Report each line of the data that has "emailed" somewhere in it.

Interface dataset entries
============================================================

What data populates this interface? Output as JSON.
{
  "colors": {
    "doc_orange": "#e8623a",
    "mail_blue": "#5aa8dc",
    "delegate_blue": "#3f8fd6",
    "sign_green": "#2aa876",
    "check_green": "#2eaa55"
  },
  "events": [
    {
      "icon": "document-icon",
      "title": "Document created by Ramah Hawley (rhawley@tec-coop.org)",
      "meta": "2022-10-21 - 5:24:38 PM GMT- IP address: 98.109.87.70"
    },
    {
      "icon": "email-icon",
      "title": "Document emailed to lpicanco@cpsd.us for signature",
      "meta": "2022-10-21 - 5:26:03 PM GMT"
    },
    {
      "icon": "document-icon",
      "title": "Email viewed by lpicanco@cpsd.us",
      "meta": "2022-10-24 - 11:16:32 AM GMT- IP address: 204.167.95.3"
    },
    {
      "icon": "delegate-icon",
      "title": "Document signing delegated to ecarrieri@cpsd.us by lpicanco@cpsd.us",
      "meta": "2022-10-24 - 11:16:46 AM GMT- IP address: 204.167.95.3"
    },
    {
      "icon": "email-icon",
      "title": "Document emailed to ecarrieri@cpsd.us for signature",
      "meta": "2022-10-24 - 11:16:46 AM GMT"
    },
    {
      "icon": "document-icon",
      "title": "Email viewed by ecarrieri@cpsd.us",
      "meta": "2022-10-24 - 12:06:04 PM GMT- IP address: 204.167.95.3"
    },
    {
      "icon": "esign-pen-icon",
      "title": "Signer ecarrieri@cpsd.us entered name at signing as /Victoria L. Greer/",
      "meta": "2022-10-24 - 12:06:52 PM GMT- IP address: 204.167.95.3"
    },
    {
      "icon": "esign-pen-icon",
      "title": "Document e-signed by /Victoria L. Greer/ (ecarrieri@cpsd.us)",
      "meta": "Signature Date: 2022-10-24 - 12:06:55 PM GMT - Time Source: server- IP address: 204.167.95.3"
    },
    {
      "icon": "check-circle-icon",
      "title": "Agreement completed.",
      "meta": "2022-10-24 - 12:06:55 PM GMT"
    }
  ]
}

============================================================

Answer to this exercise
      "title": "Document emailed to lpicanco@cpsd.us for signature",
      "title": "Document emailed to ecarrieri@cpsd.us for signature",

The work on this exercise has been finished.